This book is great for expanding children’s world views, with insights into Tola’s Nigerian life, in which people with different religious beliefs live together. It will also help children recognise some of the universal themes and challenges of childhood – a fantastic early reader.
Leonard has an idyllic childhood in Jamaica. However, at the age of ten he boards a ship with his mother to journey to England. Once there, he’s reunited with his father who has already been working in England for several years.
Leonard and his parents are part of the Windrush generation. As well as getting used to the cold weather and cramped living conditions, Leonard has to deal with daily prejudice and racism. The story follows Leonard up until 2018, when he is denied citizenship by the country that is his home.
This graphic novel reimagines the story of Louisa May Alcott’s Little Women and shifts its location to modern-day Brooklyn. With their father away at war, it’s up to the March sisters to occupy themselves while their mother works to make ends meet.
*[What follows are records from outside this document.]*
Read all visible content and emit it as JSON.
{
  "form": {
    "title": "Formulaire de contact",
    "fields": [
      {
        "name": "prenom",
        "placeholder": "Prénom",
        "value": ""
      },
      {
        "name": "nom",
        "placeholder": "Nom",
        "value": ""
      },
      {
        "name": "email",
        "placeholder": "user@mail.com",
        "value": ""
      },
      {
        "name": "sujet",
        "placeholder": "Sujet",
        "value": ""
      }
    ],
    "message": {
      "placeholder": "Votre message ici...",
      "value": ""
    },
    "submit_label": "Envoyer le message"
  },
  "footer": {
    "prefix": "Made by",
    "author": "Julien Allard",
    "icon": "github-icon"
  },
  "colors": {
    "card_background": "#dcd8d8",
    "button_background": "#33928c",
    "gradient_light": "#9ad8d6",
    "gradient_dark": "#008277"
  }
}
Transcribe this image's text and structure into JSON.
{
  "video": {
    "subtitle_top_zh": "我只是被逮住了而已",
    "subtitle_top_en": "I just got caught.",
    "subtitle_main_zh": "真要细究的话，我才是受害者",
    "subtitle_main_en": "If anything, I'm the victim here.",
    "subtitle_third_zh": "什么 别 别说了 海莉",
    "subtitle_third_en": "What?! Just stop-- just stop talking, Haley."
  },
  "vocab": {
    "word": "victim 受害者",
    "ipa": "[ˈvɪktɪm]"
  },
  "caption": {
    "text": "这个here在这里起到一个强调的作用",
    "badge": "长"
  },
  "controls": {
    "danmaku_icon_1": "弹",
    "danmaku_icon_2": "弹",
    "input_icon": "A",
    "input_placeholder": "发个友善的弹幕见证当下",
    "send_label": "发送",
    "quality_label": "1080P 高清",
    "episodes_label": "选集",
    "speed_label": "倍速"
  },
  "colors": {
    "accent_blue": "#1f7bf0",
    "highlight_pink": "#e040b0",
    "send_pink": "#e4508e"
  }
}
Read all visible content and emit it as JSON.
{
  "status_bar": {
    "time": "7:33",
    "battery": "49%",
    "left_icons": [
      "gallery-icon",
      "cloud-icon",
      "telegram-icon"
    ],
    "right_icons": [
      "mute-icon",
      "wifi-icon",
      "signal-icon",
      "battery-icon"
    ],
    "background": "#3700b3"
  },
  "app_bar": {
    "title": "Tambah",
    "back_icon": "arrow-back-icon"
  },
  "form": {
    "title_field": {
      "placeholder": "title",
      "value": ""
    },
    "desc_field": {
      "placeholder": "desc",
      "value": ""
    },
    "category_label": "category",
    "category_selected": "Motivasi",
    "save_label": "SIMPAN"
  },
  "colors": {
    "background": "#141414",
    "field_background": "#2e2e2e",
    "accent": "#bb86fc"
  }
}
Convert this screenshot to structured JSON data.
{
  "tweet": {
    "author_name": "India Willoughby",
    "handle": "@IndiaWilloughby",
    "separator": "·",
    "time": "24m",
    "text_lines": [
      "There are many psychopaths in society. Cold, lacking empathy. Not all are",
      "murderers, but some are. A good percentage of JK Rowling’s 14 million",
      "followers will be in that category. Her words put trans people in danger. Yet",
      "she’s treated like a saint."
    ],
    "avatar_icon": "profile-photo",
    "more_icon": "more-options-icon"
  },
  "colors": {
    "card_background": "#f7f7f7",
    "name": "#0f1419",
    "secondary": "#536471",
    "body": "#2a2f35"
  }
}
Letters and emails from each of the girls split up the chapters and provide insight into each character’s world.
With sensitive portrayals of illness, blended families, sexuality, class, and race, the text shines a light on a range of experiences, prompting readers to question what it might feel like to be in the characters’ position and reflect on their own lives.
Belonging Street is a wide-ranging collection of poems, all based on a loose theme of belonging. Poet and illustrator Mandy Coe has written about the natural world and why we are responsible for protecting it, the importance of family life and the power of connection.
The poems create wonderful discussion opportunities, as well as chances for students to write and be creative, and encourage empathy with our planet and its inhabitants.
Thank you to contributors Jon Biddle (Moorlands Primary Academy), Richard Charlesworth (Springwell School) and Sarah Mears (EmpathyLab co-founder).
Everything you need for every subject across Key Stages 1 and 2.